  • Coherent linear/angular TrackballVelocity for sliding/orbiting or free look by time-based input (e.g., pressed key). By default, the linear velocity is deduced from the angular velocity (where target and eye positions define the world radius) which in turn is defined in units of vertical field of view per seconds and hence independent of the world unit scale.

Additional Features

  • Time-free multi-touch gesture recognition for orbit, scale, slide, and focus (i.e., slide to cursor/finger position) operations.
  • Smoothing of movement implemented as fps-agnostic exponential easy-out.
  • Gimbal lock-free using quaternion instead of Euler angles.
  • Gliding clamp (experimental): The movement of a camera can be restricted to user-defined boundary conditions (e.g., to not orbit below the ground plane). When the movement is not orthogonal to a boundary plane, it is changed such that the camera glides along the boundary plane.
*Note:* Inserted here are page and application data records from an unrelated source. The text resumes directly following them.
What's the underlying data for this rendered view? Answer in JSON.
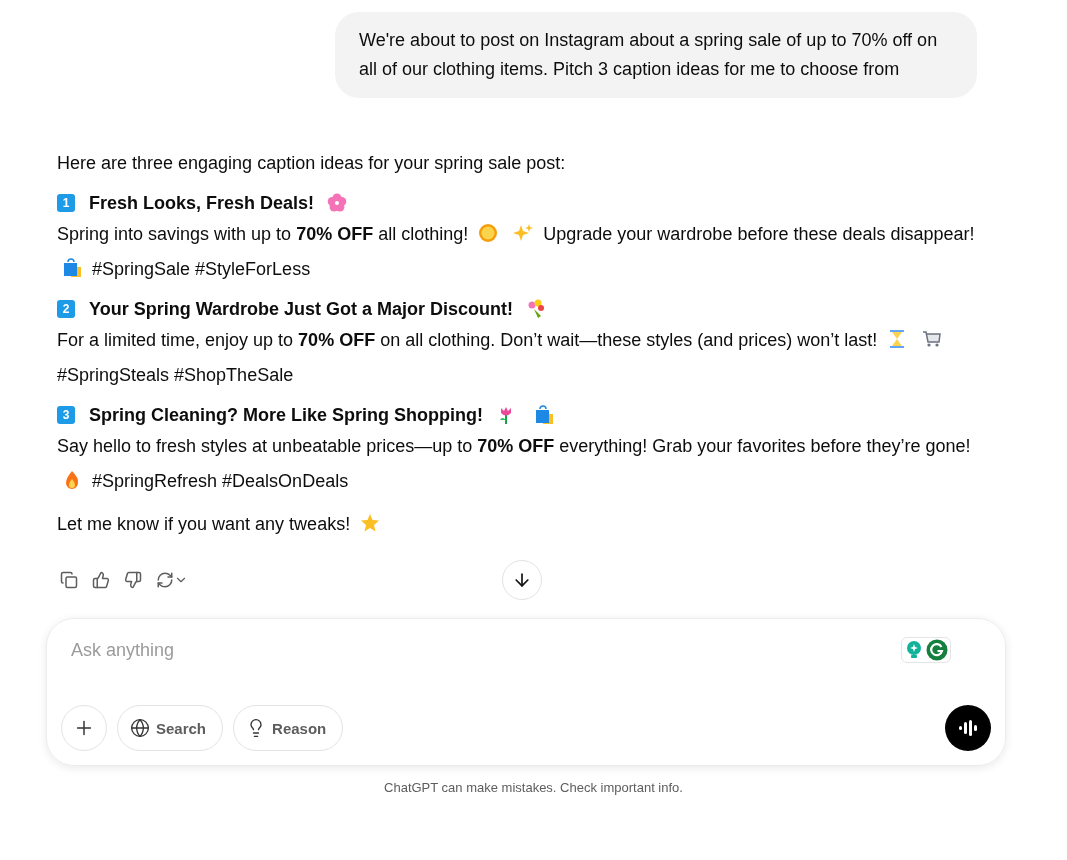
{
  "user_message": "We're about to post on Instagram about a spring sale of up to 70% off on all of our clothing items. Pitch 3 caption ideas for me to choose from",
  "reply": {
    "intro": "Here are three engaging caption ideas for your spring sale post:",
    "captions": [
      {
        "number": "1",
        "title": [
          {
            "kind": "text",
            "text": "Fresh Looks, Fresh Deals!"
          },
          {
            "kind": "blossom"
          }
        ],
        "body": [
          {
            "kind": "text",
            "text": "Spring into savings with up to **70% OFF** all clothing!"
          },
          {
            "kind": "sun"
          },
          {
            "kind": "sparkles"
          },
          {
            "kind": "text",
            "text": "Upgrade your wardrobe before these deals"
          },
          {
            "kind": "text",
            "text": "disappear!"
          },
          {
            "kind": "bag"
          },
          {
            "kind": "text",
            "text": "#SpringSale #StyleForLess"
          }
        ]
      },
      {
        "number": "2",
        "title": [
          {
            "kind": "text",
            "text": "Your Spring Wardrobe Just Got a Major Discount!"
          },
          {
            "kind": "bouquet"
          }
        ],
        "body": [
          {
            "kind": "text",
            "text": "For a limited time, enjoy up to **70% OFF** on all clothing. Don’t wait—these styles (and prices) won’t last!"
          },
          {
            "kind": "hourglass"
          },
          {
            "kind": "cart"
          },
          {
            "kind": "text",
            "text": "#SpringSteals #ShopTheSale"
          }
        ]
      },
      {
        "number": "3",
        "title": [
          {
            "kind": "text",
            "text": "Spring Cleaning? More Like Spring Shopping!"
          },
          {
            "kind": "tulip"
          },
          {
            "kind": "bag"
          }
        ],
        "body": [
          {
            "kind": "text",
            "text": "Say hello to fresh styles at unbeatable prices—up to **70% OFF** everything! Grab your favorites before"
          },
          {
            "kind": "text",
            "text": "they’re gone!"
          },
          {
            "kind": "fire"
          },
          {
            "kind": "text",
            "text": "#SpringRefresh #DealsOnDeals"
          }
        ]
      }
    ],
    "outro": [
      {
        "kind": "text",
        "text": "Let me know if you want any tweaks!"
      },
      {
        "kind": "star"
      }
    ]
  },
  "composer": {
    "placeholder": "Ask anything",
    "buttons": [
      {
        "kind": "add"
      },
      {
        "kind": "globe",
        "label": "Search"
      },
      {
        "kind": "bulb",
        "label": "Reason"
      }
    ]
  },
  "footer": "ChatGPT can make mistakes. Check important info."
}
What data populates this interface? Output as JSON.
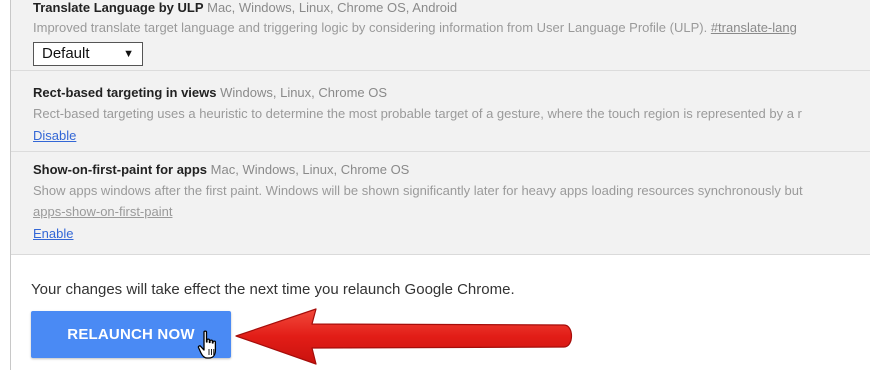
{
  "flags": [
    {
      "name": "Translate Language by ULP",
      "platforms": "Mac, Windows, Linux, Chrome OS, Android",
      "description": "Improved translate target language and triggering logic by considering information from User Language Profile (ULP).",
      "hash": "#translate-lang",
      "select_value": "Default"
    },
    {
      "name": "Rect-based targeting in views",
      "platforms": "Windows, Linux, Chrome OS",
      "description": "Rect-based targeting uses a heuristic to determine the most probable target of a gesture, where the touch region is represented by a r",
      "action_label": "Disable"
    },
    {
      "name": "Show-on-first-paint for apps",
      "platforms": "Mac, Windows, Linux, Chrome OS",
      "description": "Show apps windows after the first paint. Windows will be shown significantly later for heavy apps loading resources synchronously but",
      "hash": "apps-show-on-first-paint",
      "action_label": "Enable"
    }
  ],
  "relaunch": {
    "message": "Your changes will take effect the next time you relaunch Google Chrome.",
    "button_label": "RELAUNCH NOW"
  },
  "icons": {
    "cursor": "hand-pointer-cursor-icon",
    "select_arrow": "dropdown-arrow-icon",
    "annotation": "red-arrow-icon"
  },
  "colors": {
    "button": "#4a8af4",
    "link": "#3367d6",
    "annotation_arrow": "#e8201c",
    "panel_bg": "#f2f2f2"
  }
}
Currently, only implemented for orbit and slide operations, see the gliding_clamp example.
  • Camera constellation: A camera is decoupled from its input controller and instead multiple cameras can be sensitive to zero or multiple selected controllers (e.g., a minimap controlled by the same controller of the main viewport).
  • Constellation clamp: Cameras sensitive to the same controller are referred to as a group and can be configured to clamp the movement for the whole group whenever a group member crosses a boundary condition (e.g., rigid and loose constellation clamp), see the constellation_clamp example.
  • Viewport stealing: This allows UI system (e.g., egui behind bevy_egui feature gate) to steal the viewport and hence capture the input instead, see the egui example.
  • Scale-preserving transitioning between orthographic and perspective projection mode.
  • Converting between scaling modes (i.e., fixed vertical or horizontal field of view or fixed unit per pixels). This defines whether the scene scales or the corresponding vertical or horizontal field of view adjusts whenever the height or width of the viewport is resized, see the scaling_modes example.
  • Object inspection mode scaling clip plane distances by measuring from target instead of eye. This benefits the precision of the depth map. Applicable, whenever the extend of the object to inspect is known and hence the near clip plane can safely be placed just in front of it.
  • f64-ready for large worlds (e.g., solar system scale) whenever Bevy is, see issue #1680.

See the release history to keep track of the development.

Input Mappings

Following mappings are the defaults which can be customized, see TrackballInput.

Mouse (Buttons) Touch (Fingers) Keyboard Operation
Left Press + Drag One + Drag ijkl Orbits around target.
↳ at trackball's border Two + Roll uo Rolls about view direction.
Middle Press + Drag Any + Drag + Left Shift ↑←↓→ First person view.
Right Press + Drag Two + Drag esdf Slides trackball on focus plane.
    gv Slides trackball in/out.
Scroll In/Out Two + Pinch Out/In hn Scales distance zooming in/out.
Left Press + Release Any + Release   Slides to cursor/finger position.
    p Toggle orthographic/perspective.
    Return Reset camera transform.


Add the TrackballPlugin followed by spawning a TrackballController together with a TrackballCamera and a Camera3dBundle or see simple and advanced examples.

use bevy::prelude::*;
use bevy_trackball::prelude::*;

// Add the trackball plugin.
fn main() {
		.add_systems(Startup, setup)

// Add a trackball controller and trackball camera to a camera 3D bundle.
fn setup(mut commands: Commands) {
	let [target, eye, up] = [Vec3::ZERO, Vec3::Z * 10.0, Vec3::Y];
		TrackballCamera::look_at(target, eye, up),

	// Set up your scene...


Copyright © 2023 Rouven Spreckels

This project is licensed under either of

at your option.


Unless you explicitly state otherwise, any contribution intentionally submitted for inclusion in this project by you, as defined in the Apache-2.0 license, shall be dual licensed as above, without any additional terms or conditions.